    As a sidebar here, I cannot praise JV16 enough. In my opinion, on a scale of 1 to 10 with 10 being excellent, I rate it as 10.9. I would rate it as a full 11 if it responded to voice commands….just kidding!

    I guess I screwed up when I installed BitDefender, because I wound up installing the full fledged free program. It installed 4 or 5 start up entries which, using Autoruns, could not be checked so as to not start up.

    Deciding to uninstall it, Revo Uninstaller Free hung up because, I think, BD tried to run a survey and I denied the cookie. I just denied the cookie several times; I did take the survey. I then deleted the remaining files manually and used JV16 to check the registry. There were 15 registry entries, and the permissions on 5 of them, in HK_Local-Machine, had to be changed so the entries could be manually deleted. Interestingly, the permissions could not be changed as Administrator. They could be changed as “Installing User”.

    In a way, the difficulty in uninstalling it impresses me. If I had that much trouble, the typical virus might, too.

    Just fyi. Keep up the good work.

    • Hey Hipockets,

      Thanks for this – I appreciate your time in creating such a complete report. I must admit that I would not have had the patience to wait for the results of a 40 hour scan.

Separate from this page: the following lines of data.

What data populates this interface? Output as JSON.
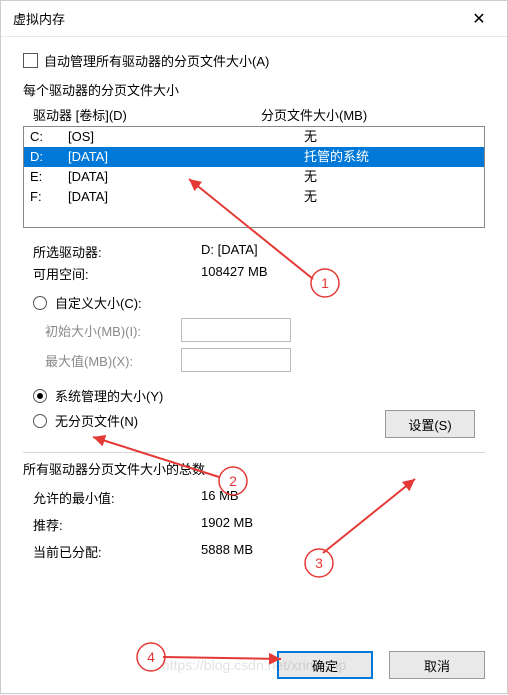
{
  "window": {
    "title": "虚拟内存",
    "close_glyph": "✕"
  },
  "auto_manage": {
    "label": "自动管理所有驱动器的分页文件大小(A)",
    "checked": false
  },
  "per_drive_label": "每个驱动器的分页文件大小",
  "headers": {
    "drive": "驱动器 [卷标](D)",
    "size": "分页文件大小(MB)"
  },
  "drives": [
    {
      "letter": "C:",
      "label": "[OS]",
      "size": "无",
      "selected": false
    },
    {
      "letter": "D:",
      "label": "[DATA]",
      "size": "托管的系统",
      "selected": true
    },
    {
      "letter": "E:",
      "label": "[DATA]",
      "size": "无",
      "selected": false
    },
    {
      "letter": "F:",
      "label": "[DATA]",
      "size": "无",
      "selected": false
    }
  ],
  "selected_info": {
    "drive_label": "所选驱动器:",
    "drive_value": "D:  [DATA]",
    "avail_label": "可用空间:",
    "avail_value": "108427 MB"
  },
  "radios": {
    "custom": "自定义大小(C):",
    "system": "系统管理的大小(Y)",
    "none": "无分页文件(N)",
    "selected": "system"
  },
  "inputs": {
    "initial_label": "初始大小(MB)(I):",
    "max_label": "最大值(MB)(X):"
  },
  "set_button": "设置(S)",
  "totals": {
    "section_label": "所有驱动器分页文件大小的总数",
    "min_label": "允许的最小值:",
    "min_value": "16 MB",
    "rec_label": "推荐:",
    "rec_value": "1902 MB",
    "cur_label": "当前已分配:",
    "cur_value": "5888 MB"
  },
  "buttons": {
    "ok": "确定",
    "cancel": "取消"
  },
  "annotations": {
    "n1": "1",
    "n2": "2",
    "n3": "3",
    "n4": "4"
  },
  "watermark": "https://blog.csdn.net/xrinosvip"
}
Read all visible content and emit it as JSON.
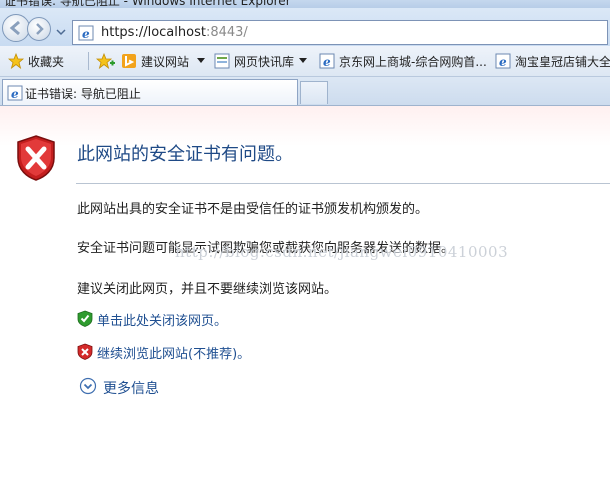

      I don’t know much about JV16 but based on your reco, I’ve just downloaded the 60 day trial version. Looking forward to giving it a workout.